I can't say that any of that sounds fun. To me sewing is FUN (well, not when I'm ripping out seams). I mean that's why I do it! I have a great time! I like the challenge of seeing if I can do it. As a child I remember doing numerous embroidery projects (maybe my mother gave me a 30 second lesson on how to do a backstitch) and I know I spent a lot more time doing than I did learning.

As my girls were leaving I mentioned that if they wanted to do any other sewing someday I'd be happy to show them how to do other things... but maybe they weren't that interested in sewing (hey, I know some people are more sports minded, music minded, etc.)

One girl quietly said "Tanoshikatta." which means "It was fun."

What do you think? If I'm waiting for anyone to spin with delight I'll be waiting forever, but maybe in their own way my two girls had a good time. I doubt if either one is ever going to remind me of my offer to sew with them so I'll just have to offer again when I'm in the mood and have some extra time. How I would like to instill in these two sweeties a love for needlework!
(Dare I say it... Probably would give them more satisfaction later in life than being able to speak English!)


Bobbie Bentneedle said...

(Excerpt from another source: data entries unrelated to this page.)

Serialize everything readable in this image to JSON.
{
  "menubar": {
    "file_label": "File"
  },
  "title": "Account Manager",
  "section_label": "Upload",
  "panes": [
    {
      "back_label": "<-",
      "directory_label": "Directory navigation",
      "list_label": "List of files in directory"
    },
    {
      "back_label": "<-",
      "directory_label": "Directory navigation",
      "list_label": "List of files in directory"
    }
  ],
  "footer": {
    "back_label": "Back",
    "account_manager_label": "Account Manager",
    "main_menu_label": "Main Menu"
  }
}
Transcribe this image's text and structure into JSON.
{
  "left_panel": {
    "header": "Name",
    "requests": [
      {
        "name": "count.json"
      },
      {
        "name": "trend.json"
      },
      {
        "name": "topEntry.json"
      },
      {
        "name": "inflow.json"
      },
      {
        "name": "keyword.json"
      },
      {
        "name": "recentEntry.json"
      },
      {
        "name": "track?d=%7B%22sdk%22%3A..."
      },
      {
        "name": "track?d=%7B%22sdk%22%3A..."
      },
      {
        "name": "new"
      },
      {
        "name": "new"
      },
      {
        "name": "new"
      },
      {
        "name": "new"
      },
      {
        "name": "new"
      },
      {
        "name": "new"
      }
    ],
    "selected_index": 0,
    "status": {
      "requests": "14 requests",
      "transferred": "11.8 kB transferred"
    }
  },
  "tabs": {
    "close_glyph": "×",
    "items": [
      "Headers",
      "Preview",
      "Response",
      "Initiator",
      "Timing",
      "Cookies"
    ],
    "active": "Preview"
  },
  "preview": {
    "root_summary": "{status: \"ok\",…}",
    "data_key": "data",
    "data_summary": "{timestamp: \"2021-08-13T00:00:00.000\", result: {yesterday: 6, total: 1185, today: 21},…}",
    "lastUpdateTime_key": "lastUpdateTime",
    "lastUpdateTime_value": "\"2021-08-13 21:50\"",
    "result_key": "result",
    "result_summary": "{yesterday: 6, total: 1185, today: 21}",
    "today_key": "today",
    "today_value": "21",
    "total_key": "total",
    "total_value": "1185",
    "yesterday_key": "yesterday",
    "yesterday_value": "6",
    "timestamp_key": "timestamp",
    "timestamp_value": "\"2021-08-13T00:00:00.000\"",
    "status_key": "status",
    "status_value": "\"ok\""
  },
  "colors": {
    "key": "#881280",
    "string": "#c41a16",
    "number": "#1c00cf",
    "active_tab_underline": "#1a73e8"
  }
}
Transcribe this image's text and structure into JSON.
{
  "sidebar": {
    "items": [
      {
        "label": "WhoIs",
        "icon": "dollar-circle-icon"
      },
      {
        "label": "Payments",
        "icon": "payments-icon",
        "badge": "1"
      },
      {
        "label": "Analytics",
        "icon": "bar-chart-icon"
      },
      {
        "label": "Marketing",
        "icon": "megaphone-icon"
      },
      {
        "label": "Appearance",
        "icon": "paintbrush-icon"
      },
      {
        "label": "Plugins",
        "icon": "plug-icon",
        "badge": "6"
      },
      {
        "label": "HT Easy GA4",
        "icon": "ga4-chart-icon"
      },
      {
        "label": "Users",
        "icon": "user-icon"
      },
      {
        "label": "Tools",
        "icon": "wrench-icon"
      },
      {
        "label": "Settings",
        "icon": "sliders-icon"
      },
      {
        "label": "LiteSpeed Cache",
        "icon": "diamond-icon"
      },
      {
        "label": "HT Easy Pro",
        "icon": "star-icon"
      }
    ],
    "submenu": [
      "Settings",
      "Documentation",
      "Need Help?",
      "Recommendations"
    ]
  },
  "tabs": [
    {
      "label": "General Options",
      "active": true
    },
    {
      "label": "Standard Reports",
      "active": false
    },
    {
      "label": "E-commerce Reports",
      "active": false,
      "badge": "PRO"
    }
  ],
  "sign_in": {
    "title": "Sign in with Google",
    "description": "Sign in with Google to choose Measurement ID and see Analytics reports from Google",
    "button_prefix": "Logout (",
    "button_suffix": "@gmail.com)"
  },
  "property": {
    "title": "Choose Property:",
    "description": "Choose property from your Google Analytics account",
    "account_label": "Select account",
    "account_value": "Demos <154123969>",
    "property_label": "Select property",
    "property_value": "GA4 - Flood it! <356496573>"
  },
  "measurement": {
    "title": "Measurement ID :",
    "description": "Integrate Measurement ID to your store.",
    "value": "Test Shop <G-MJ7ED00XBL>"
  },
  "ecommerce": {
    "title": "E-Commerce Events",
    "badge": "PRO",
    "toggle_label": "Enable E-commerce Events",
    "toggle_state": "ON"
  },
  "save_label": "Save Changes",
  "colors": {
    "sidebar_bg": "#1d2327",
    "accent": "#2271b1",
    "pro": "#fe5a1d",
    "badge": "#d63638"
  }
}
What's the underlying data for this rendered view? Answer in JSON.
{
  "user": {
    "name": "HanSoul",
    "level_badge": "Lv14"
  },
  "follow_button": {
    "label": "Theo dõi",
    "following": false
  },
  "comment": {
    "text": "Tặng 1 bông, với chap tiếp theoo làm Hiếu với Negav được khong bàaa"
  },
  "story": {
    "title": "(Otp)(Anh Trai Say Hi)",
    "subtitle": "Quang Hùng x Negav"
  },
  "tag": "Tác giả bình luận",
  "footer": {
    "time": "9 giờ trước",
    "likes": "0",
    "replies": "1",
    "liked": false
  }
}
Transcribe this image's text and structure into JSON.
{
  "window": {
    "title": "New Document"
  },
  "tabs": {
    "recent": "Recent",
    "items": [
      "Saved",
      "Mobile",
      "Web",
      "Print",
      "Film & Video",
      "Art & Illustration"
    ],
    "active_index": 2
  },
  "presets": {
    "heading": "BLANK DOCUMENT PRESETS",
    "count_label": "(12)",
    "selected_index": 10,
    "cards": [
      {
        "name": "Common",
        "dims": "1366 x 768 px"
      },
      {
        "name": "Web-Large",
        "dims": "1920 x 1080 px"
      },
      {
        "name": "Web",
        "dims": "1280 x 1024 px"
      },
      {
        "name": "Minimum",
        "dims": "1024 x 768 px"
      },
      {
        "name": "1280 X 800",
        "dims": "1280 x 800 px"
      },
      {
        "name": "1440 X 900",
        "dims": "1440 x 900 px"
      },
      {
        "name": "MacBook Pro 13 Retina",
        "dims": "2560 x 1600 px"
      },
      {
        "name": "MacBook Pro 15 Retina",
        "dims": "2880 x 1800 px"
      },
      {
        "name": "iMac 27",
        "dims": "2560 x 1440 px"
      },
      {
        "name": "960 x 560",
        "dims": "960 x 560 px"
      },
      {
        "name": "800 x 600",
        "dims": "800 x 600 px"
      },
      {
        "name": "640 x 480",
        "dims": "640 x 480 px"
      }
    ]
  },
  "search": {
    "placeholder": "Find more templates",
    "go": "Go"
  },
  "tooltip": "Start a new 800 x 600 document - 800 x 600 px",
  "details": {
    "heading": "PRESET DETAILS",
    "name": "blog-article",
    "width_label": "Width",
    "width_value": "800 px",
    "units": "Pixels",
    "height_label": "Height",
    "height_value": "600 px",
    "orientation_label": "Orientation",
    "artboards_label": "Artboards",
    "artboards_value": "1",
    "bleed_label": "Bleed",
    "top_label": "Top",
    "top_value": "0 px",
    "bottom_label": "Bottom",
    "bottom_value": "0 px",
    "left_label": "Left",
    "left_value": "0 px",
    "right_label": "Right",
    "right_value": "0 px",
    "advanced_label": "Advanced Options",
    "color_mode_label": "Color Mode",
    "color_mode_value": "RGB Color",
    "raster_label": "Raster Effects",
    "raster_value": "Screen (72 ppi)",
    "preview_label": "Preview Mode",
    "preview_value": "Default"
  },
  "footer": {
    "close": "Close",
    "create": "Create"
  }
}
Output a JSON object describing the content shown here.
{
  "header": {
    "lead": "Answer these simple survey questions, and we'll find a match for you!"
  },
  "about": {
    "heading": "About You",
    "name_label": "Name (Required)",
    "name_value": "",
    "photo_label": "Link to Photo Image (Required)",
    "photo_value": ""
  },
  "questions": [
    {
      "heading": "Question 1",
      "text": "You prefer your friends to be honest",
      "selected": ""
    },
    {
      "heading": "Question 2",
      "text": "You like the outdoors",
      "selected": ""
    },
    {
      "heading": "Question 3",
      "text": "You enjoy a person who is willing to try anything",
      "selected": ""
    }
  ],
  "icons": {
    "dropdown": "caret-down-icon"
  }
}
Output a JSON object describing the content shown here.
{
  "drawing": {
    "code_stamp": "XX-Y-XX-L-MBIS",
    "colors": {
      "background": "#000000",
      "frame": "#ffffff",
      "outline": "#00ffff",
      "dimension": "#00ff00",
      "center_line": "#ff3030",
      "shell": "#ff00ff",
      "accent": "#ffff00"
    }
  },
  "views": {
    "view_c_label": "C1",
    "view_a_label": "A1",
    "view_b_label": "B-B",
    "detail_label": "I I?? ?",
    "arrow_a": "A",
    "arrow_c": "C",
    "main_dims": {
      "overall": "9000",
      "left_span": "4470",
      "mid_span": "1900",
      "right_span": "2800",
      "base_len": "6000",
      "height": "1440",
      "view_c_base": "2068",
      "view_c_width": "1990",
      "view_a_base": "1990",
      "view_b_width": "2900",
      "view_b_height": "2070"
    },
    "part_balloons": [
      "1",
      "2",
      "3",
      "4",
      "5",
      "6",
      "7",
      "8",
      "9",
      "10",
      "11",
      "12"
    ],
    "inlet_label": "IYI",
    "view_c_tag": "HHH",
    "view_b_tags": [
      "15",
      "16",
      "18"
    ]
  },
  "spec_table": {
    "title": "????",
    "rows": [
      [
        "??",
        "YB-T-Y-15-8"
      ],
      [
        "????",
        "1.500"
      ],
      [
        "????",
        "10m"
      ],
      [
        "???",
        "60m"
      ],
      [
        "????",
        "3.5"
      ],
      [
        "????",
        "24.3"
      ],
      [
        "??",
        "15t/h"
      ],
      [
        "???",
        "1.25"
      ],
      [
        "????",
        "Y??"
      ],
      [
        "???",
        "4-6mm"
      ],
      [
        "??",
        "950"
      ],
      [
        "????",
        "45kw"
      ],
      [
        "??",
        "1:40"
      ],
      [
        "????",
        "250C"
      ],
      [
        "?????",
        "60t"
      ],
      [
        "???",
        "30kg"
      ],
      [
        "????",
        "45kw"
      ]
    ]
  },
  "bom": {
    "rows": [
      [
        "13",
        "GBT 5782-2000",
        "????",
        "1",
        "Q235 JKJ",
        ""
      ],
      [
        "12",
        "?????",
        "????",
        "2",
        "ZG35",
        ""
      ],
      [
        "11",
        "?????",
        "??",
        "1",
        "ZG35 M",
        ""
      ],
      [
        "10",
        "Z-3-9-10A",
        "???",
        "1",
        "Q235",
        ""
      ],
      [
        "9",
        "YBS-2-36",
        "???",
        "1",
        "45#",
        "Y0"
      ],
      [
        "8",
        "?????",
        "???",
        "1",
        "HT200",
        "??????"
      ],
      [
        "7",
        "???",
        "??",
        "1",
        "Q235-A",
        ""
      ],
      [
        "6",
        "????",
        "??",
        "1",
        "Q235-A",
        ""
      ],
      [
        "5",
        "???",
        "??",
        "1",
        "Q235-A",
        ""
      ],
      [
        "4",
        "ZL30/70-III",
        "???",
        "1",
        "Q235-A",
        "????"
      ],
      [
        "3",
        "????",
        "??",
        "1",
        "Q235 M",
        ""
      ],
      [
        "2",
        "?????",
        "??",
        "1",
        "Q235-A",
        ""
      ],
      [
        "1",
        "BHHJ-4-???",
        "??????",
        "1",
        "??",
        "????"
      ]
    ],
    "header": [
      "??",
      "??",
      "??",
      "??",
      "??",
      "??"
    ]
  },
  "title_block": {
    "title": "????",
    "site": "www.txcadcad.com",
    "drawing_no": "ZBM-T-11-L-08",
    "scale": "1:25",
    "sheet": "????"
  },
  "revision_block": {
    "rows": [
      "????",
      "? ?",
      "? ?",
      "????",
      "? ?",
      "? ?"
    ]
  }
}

Maybe they will surprise you. The smile on their lips does seemed a bit forced - but they do seem to be smiling with their eyes, which (in my experience) is harder to "fake"! Good job.
Bobbie in Texas

Quilt Pixie said...

Sounds like teaching these two would be very difficult -- part of what makes teaching work for me is the interplay between students and myself... Perhaps a choice between sewing or another activity would at least let you know that they prefered one activity over the other...

Julie said...

They are such precious little girls! I agree wiht giving them a choice of activities to see which they prefer. Great idea!

Amanda said...

Can you imagine a classful like that? In my stressed moments that would have seemed ideal, but it wouldn't have been much fun really. It must be quite difficult to teach children when you don't get any reactions or feedback.

anne bebbington said...

As reserved as they are they do seem a little pleased with the fruits of their labours - maybe you did flick a little switch for the future but I have to say it sounds jolly hard work to me!

artfilstitch said...

One never knows just what influence they have left on children until later in the childs life. They will undoubtly remember you in a positive way...the harder the battle, the sweeter the victory. Your seeds are not sewn in vain!

Shelina said...

I'm sure the girls will think of you every time they use their pillow cases, and will be proud of their accomplishments at actually have made something. I do understand your frustration though at not knowing whether they enjoyed themselves. I think you should take the "tanoshikatta" at face value. They obviously had fun and had to tell you, so that you wouldn't take sewing away from them!

meggie said...

It seems sad that the two lovely girls are so solemn. Do they have any siblings, or are they 'only' children? Are their parents 'older' parents?
I like to think you introduced them to something fun to do.